There are many festivals and carnivals in Leeds that take place all year round, and not all of them revolve around music. Plenty of them do though, and it would be slightly insane to list the best things to do without mentioning Leeds Festival, sister to its Reading counterpart, which takes place in Bramham Park every August and sees the big fish of the music industry play to thousands of fans in a muddy field. Equally, the annual Live at Leeds festival is a must for those wishing to simultaneously take a tour of the coolest music venues and catch up-and-coming bands often months before they break the mainstream. Previous acts to have played include Frank Turner, Alt J, Melody’s Echo Chamber and George Ezra, and it’s amazing to discover new music in the secret backroom of a small pub. Music fans of a more alternative persuasion are likely to love the yearly pop punk bonanza Slam Dunk festival, which takes place at Leeds uni’s union, while Chapeltown’s marvellous Leeds West Indian Carnival showcases the vibrant community’s best music, dance, costumery, and food and gains national media coverage as the streets teem with life each summer.
Wear the kids out

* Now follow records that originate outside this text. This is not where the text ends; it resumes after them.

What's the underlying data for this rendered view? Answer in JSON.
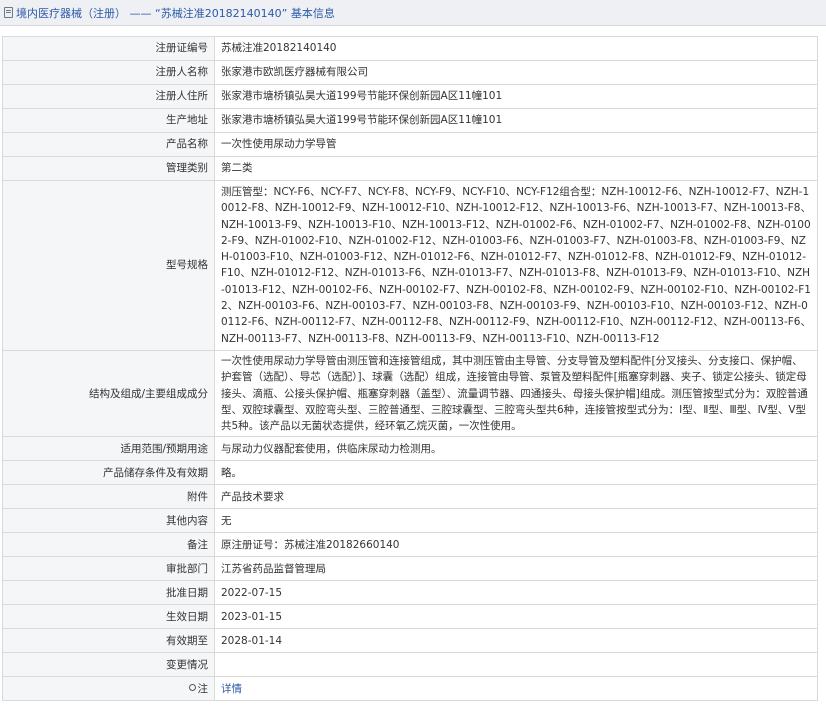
{
  "header": {
    "title": "境内医疗器械（注册） —— “苏械注准20182140140” 基本信息"
  },
  "rows": [
    {
      "label": "注册证编号",
      "value": "苏械注准20182140140"
    },
    {
      "label": "注册人名称",
      "value": "张家港市欧凯医疗器械有限公司"
    },
    {
      "label": "注册人住所",
      "value": "张家港市塘桥镇弘昊大道199号节能环保创新园A区11幢101"
    },
    {
      "label": "生产地址",
      "value": "张家港市塘桥镇弘昊大道199号节能环保创新园A区11幢101"
    },
    {
      "label": "产品名称",
      "value": "一次性使用尿动力学导管"
    },
    {
      "label": "管理类别",
      "value": "第二类"
    },
    {
      "label": "型号规格",
      "value": "测压管型：NCY-F6、NCY-F7、NCY-F8、NCY-F9、NCY-F10、NCY-F12组合型：NZH-10012-F6、NZH-10012-F7、NZH-10012-F8、NZH-10012-F9、NZH-10012-F10、NZH-10012-F12、NZH-10013-F6、NZH-10013-F7、NZH-10013-F8、NZH-10013-F9、NZH-10013-F10、NZH-10013-F12、NZH-01002-F6、NZH-01002-F7、NZH-01002-F8、NZH-01002-F9、NZH-01002-F10、NZH-01002-F12、NZH-01003-F6、NZH-01003-F7、NZH-01003-F8、NZH-01003-F9、NZH-01003-F10、NZH-01003-F12、NZH-01012-F6、NZH-01012-F7、NZH-01012-F8、NZH-01012-F9、NZH-01012-F10、NZH-01012-F12、NZH-01013-F6、NZH-01013-F7、NZH-01013-F8、NZH-01013-F9、NZH-01013-F10、NZH-01013-F12、NZH-00102-F6、NZH-00102-F7、NZH-00102-F8、NZH-00102-F9、NZH-00102-F10、NZH-00102-F12、NZH-00103-F6、NZH-00103-F7、NZH-00103-F8、NZH-00103-F9、NZH-00103-F10、NZH-00103-F12、NZH-00112-F6、NZH-00112-F7、NZH-00112-F8、NZH-00112-F9、NZH-00112-F10、NZH-00112-F12、NZH-00113-F6、NZH-00113-F7、NZH-00113-F8、NZH-00113-F9、NZH-00113-F10、NZH-00113-F12"
    },
    {
      "label": "结构及组成/主要组成成分",
      "value": "一次性使用尿动力学导管由测压管和连接管组成，其中测压管由主导管、分支导管及塑料配件[分叉接头、分支接口、保护帽、护套管（选配）、导芯（选配）]、球囊（选配）组成，连接管由导管、泵管及塑料配件[瓶塞穿刺器、夹子、锁定公接头、锁定母接头、滴瓶、公接头保护帽、瓶塞穿刺器（盖型）、流量调节器、四通接头、母接头保护帽]组成。测压管按型式分为：双腔普通型、双腔球囊型、双腔弯头型、三腔普通型、三腔球囊型、三腔弯头型共6种，连接管按型式分为：Ⅰ型、Ⅱ型、Ⅲ型、Ⅳ型、Ⅴ型共5种。该产品以无菌状态提供，经环氧乙烷灭菌，一次性使用。"
    },
    {
      "label": "适用范围/预期用途",
      "value": "与尿动力仪器配套使用，供临床尿动力检测用。"
    },
    {
      "label": "产品储存条件及有效期",
      "value": "略。"
    },
    {
      "label": "附件",
      "value": "产品技术要求"
    },
    {
      "label": "其他内容",
      "value": "无"
    },
    {
      "label": "备注",
      "value": "原注册证号：苏械注准20182660140"
    },
    {
      "label": "审批部门",
      "value": "江苏省药品监督管理局"
    },
    {
      "label": "批准日期",
      "value": "2022-07-15"
    },
    {
      "label": "生效日期",
      "value": "2023-01-15"
    },
    {
      "label": "有效期至",
      "value": "2028-01-14"
    },
    {
      "label": "变更情况",
      "value": ""
    }
  ],
  "footer_row": {
    "label": "注",
    "link": "详情",
    "icon": "pin-icon"
  }
}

It’s hard to decide where to take the kids on a day out in Leeds, but that’s only because there’s so much on offer. Children will love riding the miniature steam trains at either Tropical World in Roundhay (entry from £1.75) or Kirkstall Abbey (free), as well as meeting meerkats, exotic birds, butterflies and crocodiles in the former’s exotic exhibits. All of the city’s museums cater for the needs and attention spans of youngsters, but Leeds City Museum, the Royal Armouries and Thackray Medical Museum work hardest to ignite little imaginations with hands-on exhibits and vivid reproductions of the past. For outdoor-loving bairns, The Maize Maze a short drive away near Wakefield offers traditional fun, Meanwood Valley Urban Farm is a fab way of introducing littlies to agricultural life alongside a nature trail and play area, and the Curious About Leeds project offers a downloadable series of short walks designed to promote learning about the city while getting fresh air – either beginning or ending by the river. On rainy days, the whole family can enjoy bowling or a cinema trip at Kirkstall Fields retail park, go crafting at Jackrabbits Pottery in Oakwood or Firefly Pottery in Horsforth, or hare about a soft-play centre. Jungle Kids (Armley), Kids Club House (Horsforth) or Munchkins (Morley) are just three of many.